WHAT YOU NEED TO DO: Search the records below for the string "time", and report each line that contains it.

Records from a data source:
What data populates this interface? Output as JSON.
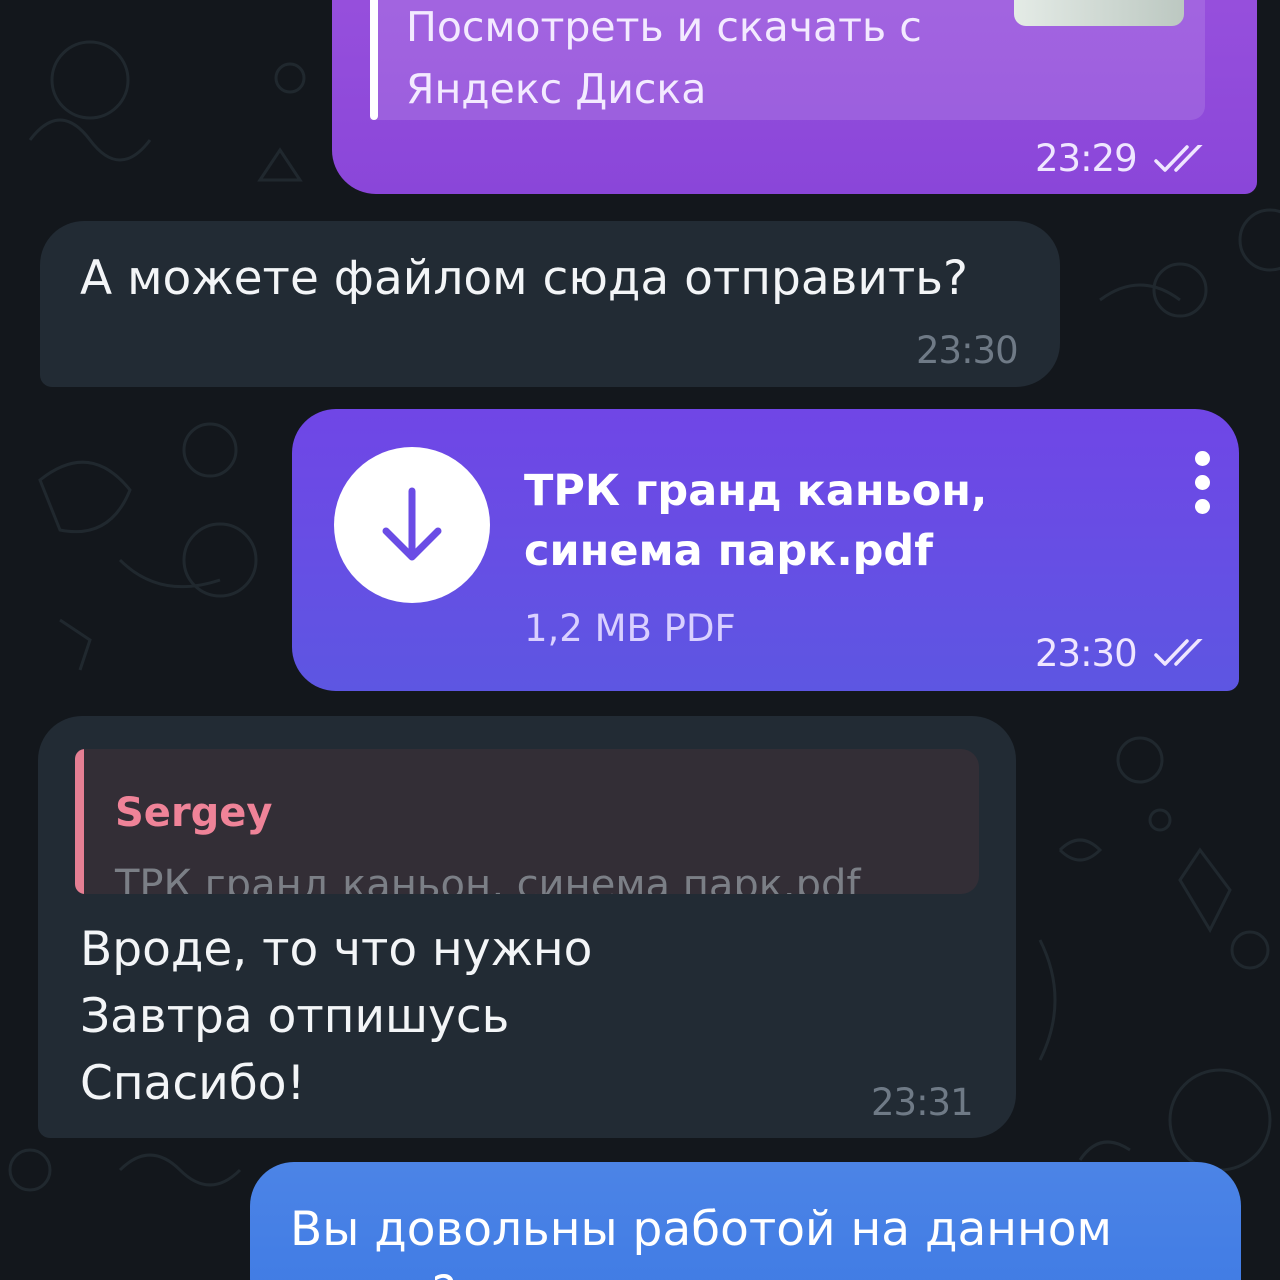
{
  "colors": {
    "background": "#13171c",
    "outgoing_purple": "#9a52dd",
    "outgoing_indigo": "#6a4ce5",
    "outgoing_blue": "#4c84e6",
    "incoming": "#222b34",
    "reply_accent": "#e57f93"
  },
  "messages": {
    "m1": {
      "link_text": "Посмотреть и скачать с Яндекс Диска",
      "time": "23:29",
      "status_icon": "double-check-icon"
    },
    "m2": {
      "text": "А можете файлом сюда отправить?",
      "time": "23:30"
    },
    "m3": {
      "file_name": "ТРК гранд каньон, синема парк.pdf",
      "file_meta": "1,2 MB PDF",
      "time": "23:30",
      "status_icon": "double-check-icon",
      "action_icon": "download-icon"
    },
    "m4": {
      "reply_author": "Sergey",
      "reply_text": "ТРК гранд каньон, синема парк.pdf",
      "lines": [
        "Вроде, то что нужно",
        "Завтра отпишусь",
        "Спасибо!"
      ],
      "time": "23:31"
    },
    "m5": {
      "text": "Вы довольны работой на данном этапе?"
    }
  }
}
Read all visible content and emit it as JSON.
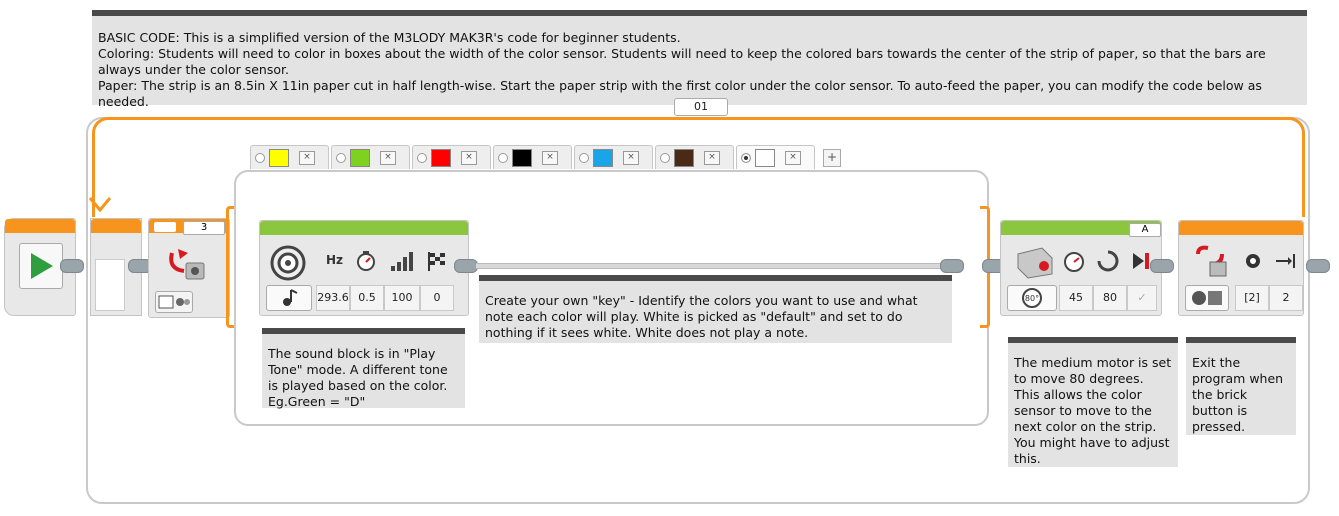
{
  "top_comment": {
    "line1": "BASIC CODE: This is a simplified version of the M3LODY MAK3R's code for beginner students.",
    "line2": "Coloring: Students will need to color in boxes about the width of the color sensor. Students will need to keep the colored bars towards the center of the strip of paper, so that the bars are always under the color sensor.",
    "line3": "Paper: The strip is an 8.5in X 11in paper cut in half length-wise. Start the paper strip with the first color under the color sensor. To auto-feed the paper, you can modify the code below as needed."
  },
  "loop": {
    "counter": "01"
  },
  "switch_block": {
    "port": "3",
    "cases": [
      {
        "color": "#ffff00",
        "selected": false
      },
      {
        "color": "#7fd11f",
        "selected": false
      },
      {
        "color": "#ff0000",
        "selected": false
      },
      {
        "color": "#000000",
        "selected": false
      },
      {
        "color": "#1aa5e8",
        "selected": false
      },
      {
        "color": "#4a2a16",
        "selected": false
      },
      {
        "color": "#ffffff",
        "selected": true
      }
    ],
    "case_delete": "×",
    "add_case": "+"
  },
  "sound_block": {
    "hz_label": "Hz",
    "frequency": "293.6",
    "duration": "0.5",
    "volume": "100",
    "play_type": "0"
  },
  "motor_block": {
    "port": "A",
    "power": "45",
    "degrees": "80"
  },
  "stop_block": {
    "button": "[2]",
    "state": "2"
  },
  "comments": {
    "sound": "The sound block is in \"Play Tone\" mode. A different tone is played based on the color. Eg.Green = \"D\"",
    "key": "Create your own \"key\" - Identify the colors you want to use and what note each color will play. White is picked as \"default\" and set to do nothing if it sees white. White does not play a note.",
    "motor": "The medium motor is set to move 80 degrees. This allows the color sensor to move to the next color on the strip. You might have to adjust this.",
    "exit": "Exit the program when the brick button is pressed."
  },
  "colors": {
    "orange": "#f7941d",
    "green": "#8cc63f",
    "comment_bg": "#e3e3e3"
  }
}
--
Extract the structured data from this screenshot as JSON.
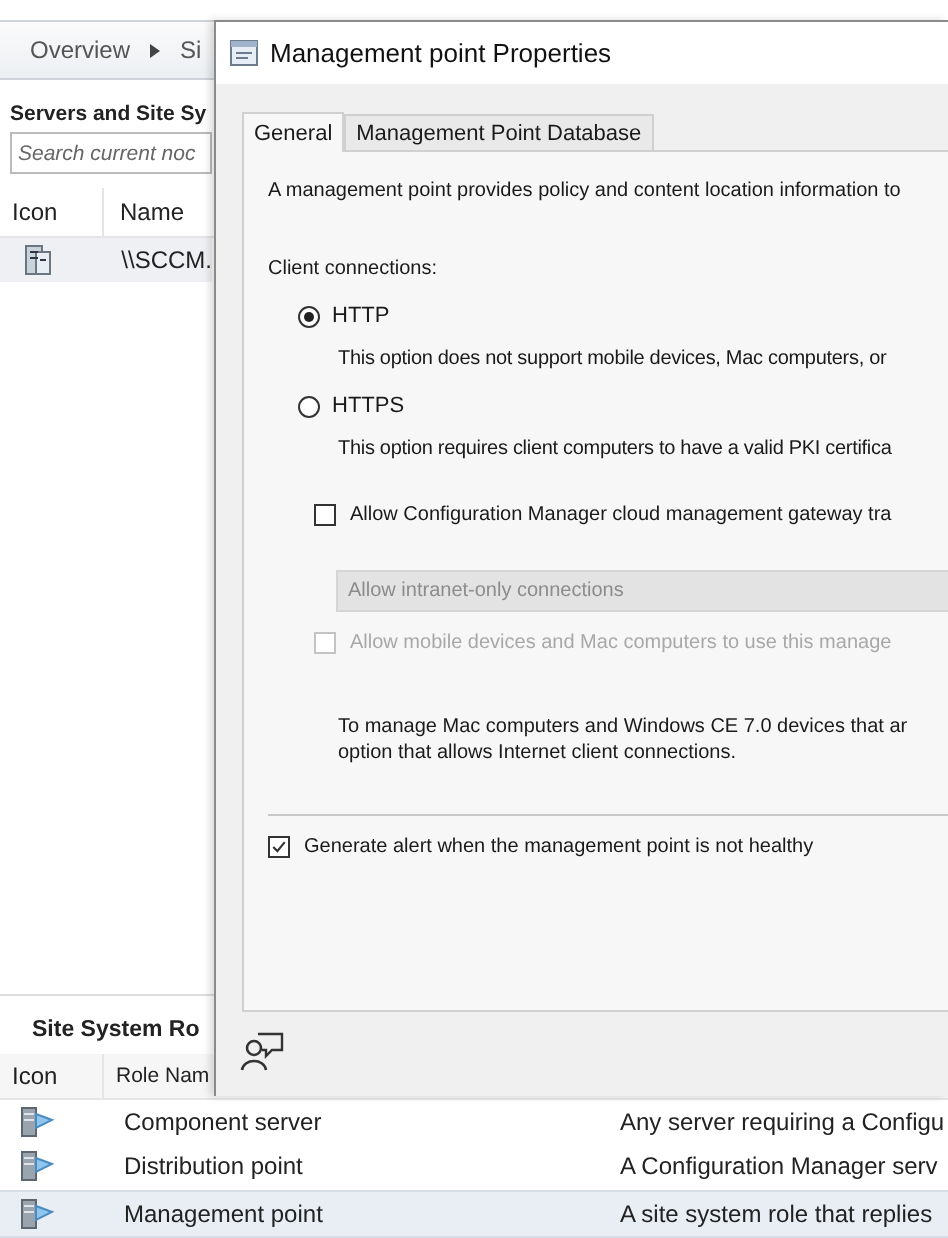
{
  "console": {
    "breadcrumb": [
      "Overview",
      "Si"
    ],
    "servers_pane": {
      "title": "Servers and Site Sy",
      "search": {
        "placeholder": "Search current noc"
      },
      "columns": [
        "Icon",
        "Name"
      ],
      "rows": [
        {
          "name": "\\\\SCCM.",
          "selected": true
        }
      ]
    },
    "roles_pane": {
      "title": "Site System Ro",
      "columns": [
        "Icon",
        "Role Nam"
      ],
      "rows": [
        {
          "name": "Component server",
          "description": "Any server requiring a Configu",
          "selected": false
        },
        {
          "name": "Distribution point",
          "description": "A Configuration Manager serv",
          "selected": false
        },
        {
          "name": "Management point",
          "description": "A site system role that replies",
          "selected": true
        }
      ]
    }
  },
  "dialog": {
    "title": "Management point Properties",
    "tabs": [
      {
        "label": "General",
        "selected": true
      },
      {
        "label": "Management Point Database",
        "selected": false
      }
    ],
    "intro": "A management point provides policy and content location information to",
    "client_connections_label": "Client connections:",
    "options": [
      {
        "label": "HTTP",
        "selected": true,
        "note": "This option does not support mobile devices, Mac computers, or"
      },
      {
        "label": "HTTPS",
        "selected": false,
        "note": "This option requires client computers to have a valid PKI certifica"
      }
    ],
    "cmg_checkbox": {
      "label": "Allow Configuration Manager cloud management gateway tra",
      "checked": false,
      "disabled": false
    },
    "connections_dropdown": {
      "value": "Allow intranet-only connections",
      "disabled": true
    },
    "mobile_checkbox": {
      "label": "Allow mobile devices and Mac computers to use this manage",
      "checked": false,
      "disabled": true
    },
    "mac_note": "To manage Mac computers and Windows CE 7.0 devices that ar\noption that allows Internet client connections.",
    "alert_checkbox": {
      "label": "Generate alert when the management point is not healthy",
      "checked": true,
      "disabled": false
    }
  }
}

ANSWER BOX:
      "time": "23:29",
      "time": "23:30"
      "time": "23:30",
      "time": "23:31"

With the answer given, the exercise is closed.